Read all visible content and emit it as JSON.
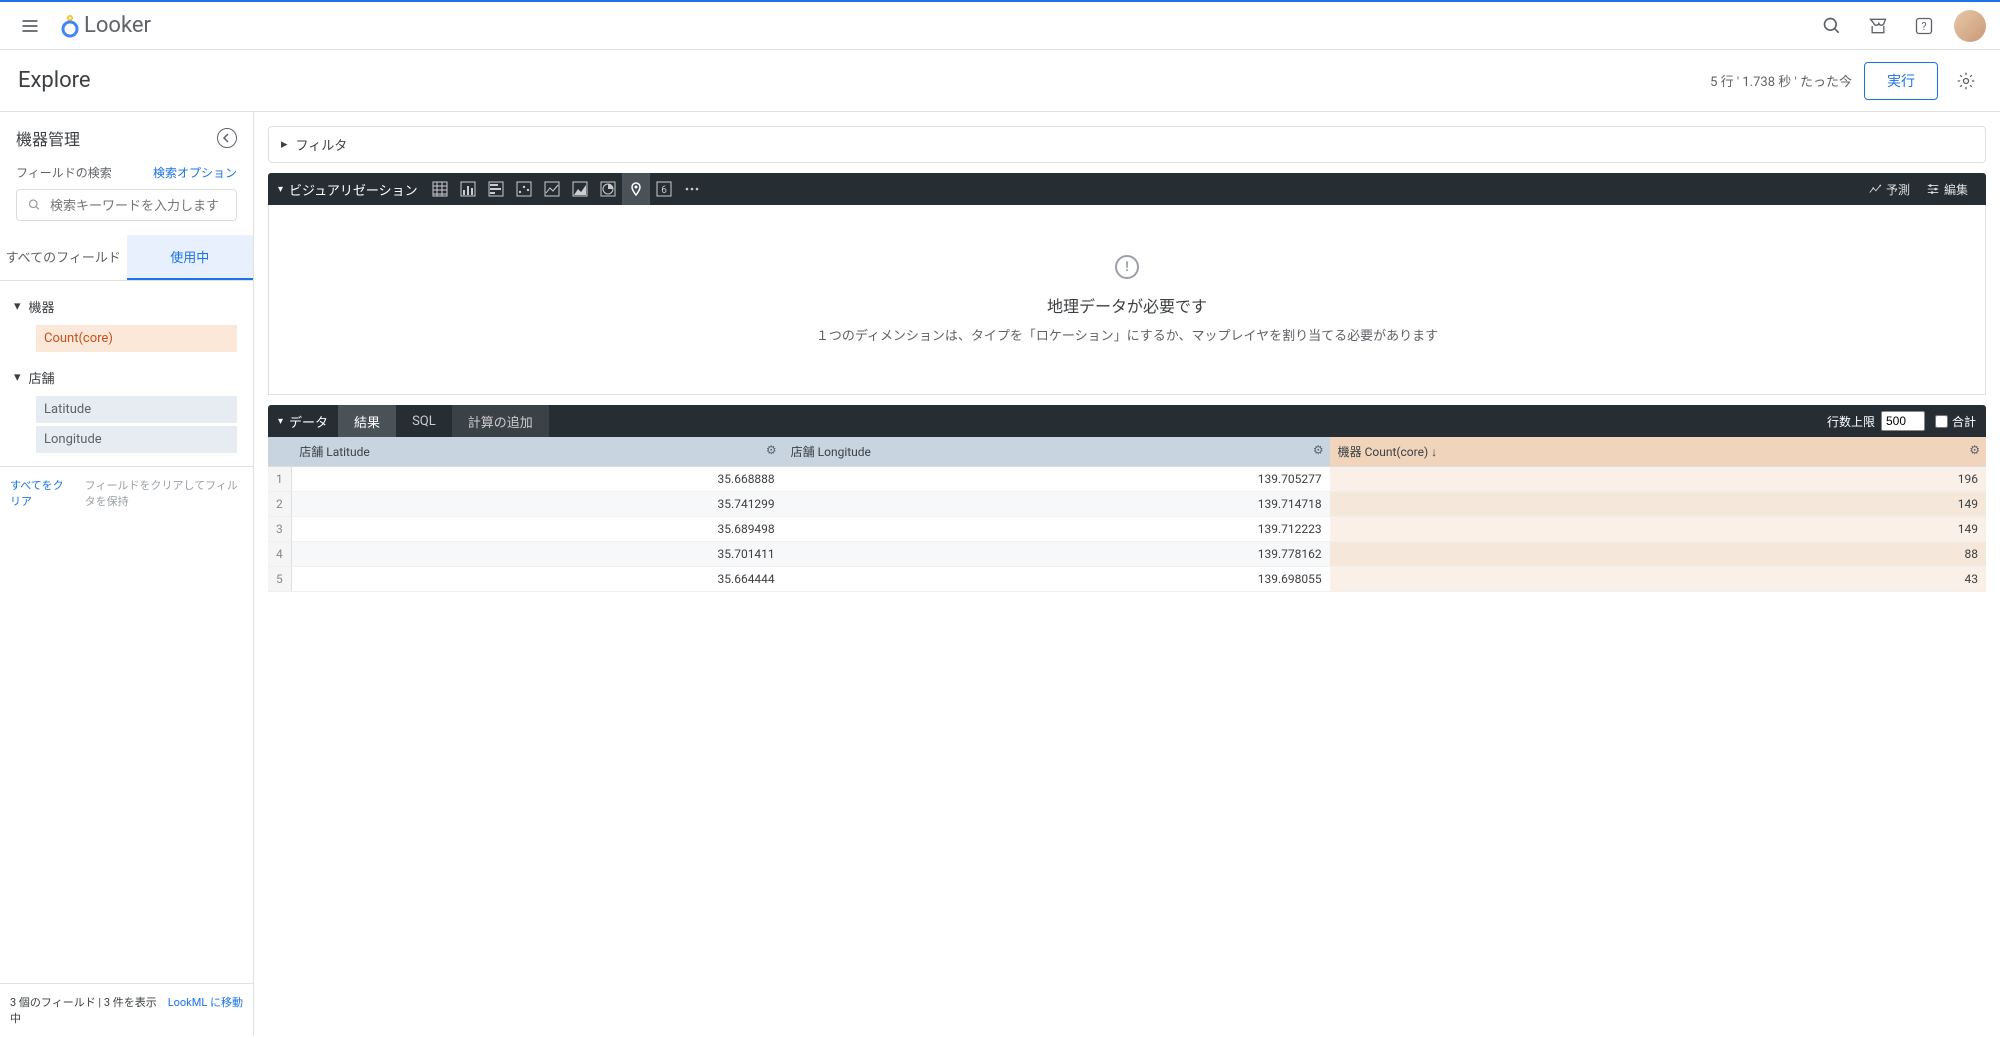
{
  "topbar": {
    "brand": "Looker"
  },
  "subheader": {
    "title": "Explore",
    "status": "5 行 ' 1.738 秒 ' たった今",
    "run": "実行"
  },
  "sidebar": {
    "title": "機器管理",
    "search_label": "フィールドの検索",
    "search_options": "検索オプション",
    "search_placeholder": "検索キーワードを入力します",
    "tabs": {
      "all": "すべてのフィールド",
      "in_use": "使用中"
    },
    "groups": [
      {
        "name": "機器",
        "fields": [
          {
            "label": "Count(core)",
            "type": "measure"
          }
        ]
      },
      {
        "name": "店舗",
        "fields": [
          {
            "label": "Latitude",
            "type": "dimension"
          },
          {
            "label": "Longitude",
            "type": "dimension"
          }
        ]
      }
    ],
    "clear_all": "すべてをクリア",
    "clear_keep_filters": "フィールドをクリアしてフィルタを保持",
    "footer_status": "3 個のフィールド | 3 件を表示中",
    "lookml_link": "LookML に移動"
  },
  "panels": {
    "filter": "フィルタ",
    "viz": "ビジュアリゼーション",
    "forecast": "予測",
    "edit": "編集",
    "data": "データ",
    "data_tabs": {
      "results": "結果",
      "sql": "SQL",
      "add_calc": "計算の追加"
    },
    "row_limit_label": "行数上限",
    "row_limit_value": "500",
    "total_label": "合計"
  },
  "viz_message": {
    "title": "地理データが必要です",
    "subtitle": "１つのディメンションは、タイプを「ロケーション」にするか、マップレイヤを割り当てる必要があります"
  },
  "table": {
    "headers": {
      "latitude": "店舗 Latitude",
      "longitude": "店舗 Longitude",
      "count": "機器 Count(core) ↓"
    },
    "rows": [
      {
        "n": "1",
        "lat": "35.668888",
        "lon": "139.705277",
        "cnt": "196"
      },
      {
        "n": "2",
        "lat": "35.741299",
        "lon": "139.714718",
        "cnt": "149"
      },
      {
        "n": "3",
        "lat": "35.689498",
        "lon": "139.712223",
        "cnt": "149"
      },
      {
        "n": "4",
        "lat": "35.701411",
        "lon": "139.778162",
        "cnt": "88"
      },
      {
        "n": "5",
        "lat": "35.664444",
        "lon": "139.698055",
        "cnt": "43"
      }
    ]
  }
}
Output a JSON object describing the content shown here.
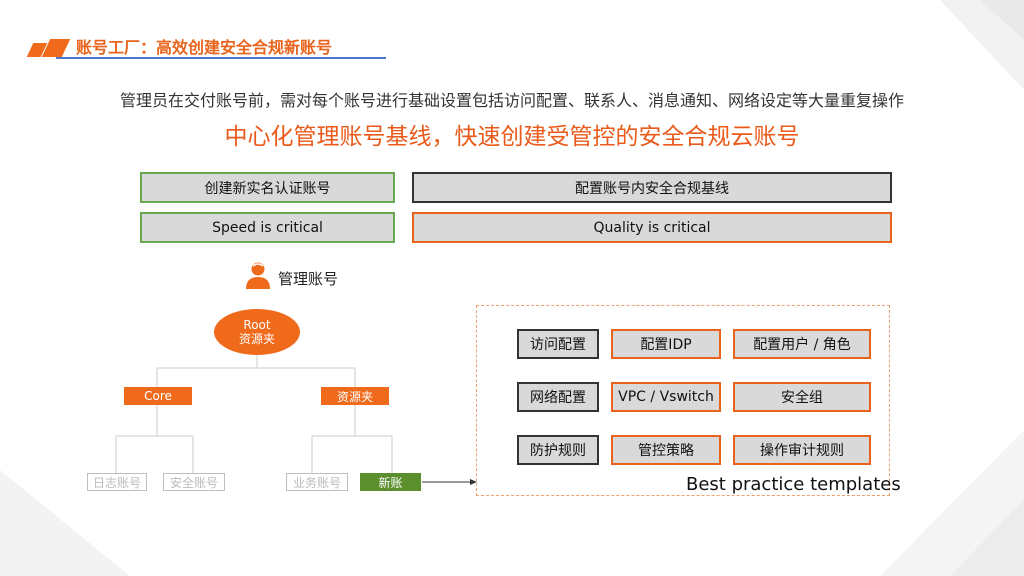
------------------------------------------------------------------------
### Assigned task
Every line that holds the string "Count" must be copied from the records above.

### Written solution
            "label": "Count(core)",
      "count": "機器 Count(core) ↓"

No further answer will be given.